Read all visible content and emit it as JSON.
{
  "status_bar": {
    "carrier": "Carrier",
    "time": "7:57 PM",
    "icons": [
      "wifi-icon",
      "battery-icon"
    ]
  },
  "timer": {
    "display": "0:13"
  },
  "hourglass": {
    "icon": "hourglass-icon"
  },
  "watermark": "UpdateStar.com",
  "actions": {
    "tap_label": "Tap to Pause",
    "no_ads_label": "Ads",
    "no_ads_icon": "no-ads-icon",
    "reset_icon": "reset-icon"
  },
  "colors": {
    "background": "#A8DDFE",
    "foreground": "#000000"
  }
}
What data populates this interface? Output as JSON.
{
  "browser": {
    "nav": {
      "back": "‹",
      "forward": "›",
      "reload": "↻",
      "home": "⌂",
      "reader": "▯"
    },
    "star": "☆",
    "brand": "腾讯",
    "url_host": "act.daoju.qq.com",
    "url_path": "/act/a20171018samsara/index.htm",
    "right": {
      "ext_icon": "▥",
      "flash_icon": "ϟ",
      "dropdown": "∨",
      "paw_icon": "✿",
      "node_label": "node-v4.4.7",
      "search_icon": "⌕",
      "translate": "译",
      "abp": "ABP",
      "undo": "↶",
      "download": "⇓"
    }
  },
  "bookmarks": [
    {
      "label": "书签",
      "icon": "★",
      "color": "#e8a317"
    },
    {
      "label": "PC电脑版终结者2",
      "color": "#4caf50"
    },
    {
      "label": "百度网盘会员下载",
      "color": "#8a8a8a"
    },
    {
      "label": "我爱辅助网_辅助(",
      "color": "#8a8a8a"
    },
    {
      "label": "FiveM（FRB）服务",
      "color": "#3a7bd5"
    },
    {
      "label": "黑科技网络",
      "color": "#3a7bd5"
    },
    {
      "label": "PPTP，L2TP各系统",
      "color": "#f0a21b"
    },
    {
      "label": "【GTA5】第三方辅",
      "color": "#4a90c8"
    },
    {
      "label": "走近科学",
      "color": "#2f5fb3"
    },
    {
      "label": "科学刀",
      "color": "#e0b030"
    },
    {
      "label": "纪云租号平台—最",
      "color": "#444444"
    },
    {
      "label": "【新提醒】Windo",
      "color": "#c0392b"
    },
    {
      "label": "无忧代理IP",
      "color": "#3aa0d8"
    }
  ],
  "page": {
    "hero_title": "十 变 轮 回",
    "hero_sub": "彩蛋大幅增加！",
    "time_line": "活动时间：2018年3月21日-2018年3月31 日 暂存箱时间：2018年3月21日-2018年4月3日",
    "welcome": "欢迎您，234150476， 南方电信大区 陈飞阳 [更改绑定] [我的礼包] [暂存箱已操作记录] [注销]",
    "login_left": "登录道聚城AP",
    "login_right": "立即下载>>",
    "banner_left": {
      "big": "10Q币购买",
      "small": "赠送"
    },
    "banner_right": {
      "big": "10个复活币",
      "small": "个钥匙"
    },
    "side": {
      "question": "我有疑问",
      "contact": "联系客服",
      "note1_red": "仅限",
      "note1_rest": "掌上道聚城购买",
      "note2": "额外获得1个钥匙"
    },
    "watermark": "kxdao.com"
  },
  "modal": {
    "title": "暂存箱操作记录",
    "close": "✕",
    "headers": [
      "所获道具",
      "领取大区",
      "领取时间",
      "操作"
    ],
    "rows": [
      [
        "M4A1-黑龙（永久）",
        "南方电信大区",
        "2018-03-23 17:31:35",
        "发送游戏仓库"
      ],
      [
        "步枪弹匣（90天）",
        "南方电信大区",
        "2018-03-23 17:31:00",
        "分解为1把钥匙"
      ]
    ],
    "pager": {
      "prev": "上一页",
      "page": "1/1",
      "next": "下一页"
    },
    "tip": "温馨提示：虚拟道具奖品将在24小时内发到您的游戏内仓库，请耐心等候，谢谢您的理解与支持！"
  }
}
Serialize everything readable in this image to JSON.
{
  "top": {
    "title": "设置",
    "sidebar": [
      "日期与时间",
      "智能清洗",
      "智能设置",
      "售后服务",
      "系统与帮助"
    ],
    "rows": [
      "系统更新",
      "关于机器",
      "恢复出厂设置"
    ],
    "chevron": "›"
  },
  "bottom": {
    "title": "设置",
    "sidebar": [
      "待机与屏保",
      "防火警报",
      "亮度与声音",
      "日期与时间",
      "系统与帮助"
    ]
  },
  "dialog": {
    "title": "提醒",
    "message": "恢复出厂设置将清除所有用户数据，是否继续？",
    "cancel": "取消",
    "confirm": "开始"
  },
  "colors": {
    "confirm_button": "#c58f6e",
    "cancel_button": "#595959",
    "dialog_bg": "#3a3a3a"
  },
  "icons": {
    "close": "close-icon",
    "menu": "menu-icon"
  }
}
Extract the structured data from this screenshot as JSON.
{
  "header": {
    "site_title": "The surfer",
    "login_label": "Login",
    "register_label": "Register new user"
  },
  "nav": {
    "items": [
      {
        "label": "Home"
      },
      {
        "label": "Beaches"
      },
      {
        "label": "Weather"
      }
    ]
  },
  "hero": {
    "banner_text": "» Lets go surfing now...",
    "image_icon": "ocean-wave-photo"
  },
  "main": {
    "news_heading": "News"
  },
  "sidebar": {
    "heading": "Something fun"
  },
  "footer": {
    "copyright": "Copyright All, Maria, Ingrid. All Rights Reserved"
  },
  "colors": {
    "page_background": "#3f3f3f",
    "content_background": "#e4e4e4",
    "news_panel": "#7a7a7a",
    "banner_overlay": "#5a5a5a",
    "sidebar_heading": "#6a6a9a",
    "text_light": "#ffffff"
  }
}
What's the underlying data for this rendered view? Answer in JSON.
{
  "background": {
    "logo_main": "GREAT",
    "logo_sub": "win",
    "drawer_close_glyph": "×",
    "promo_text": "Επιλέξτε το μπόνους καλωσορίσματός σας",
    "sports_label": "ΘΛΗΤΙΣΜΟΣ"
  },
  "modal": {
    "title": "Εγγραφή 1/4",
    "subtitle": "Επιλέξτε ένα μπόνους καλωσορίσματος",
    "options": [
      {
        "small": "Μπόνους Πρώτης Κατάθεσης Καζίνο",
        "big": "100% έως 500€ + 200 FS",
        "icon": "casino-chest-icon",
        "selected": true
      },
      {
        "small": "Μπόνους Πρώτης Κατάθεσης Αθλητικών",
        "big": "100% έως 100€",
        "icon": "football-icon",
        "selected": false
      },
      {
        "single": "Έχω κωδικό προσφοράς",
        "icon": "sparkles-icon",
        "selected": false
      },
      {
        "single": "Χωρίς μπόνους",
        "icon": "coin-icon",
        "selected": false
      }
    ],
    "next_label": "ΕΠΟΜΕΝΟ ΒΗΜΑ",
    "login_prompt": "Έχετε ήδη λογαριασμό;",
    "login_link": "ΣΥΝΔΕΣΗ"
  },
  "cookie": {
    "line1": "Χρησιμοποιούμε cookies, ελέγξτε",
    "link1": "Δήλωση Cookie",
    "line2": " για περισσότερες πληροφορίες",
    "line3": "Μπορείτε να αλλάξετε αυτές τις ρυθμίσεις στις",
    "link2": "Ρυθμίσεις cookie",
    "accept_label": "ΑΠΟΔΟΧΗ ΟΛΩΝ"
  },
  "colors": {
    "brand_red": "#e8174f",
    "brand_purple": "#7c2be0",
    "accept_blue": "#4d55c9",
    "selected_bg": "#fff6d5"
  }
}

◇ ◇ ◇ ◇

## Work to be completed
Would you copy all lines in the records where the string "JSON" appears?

## Written answer
Read all visible content and emit it as JSON.
What data populates this interface? Output as JSON.
Serialize everything readable in this image to JSON.
Extract the structured data from this screenshot as JSON.
What's the underlying data for this rendered view? Answer in JSON.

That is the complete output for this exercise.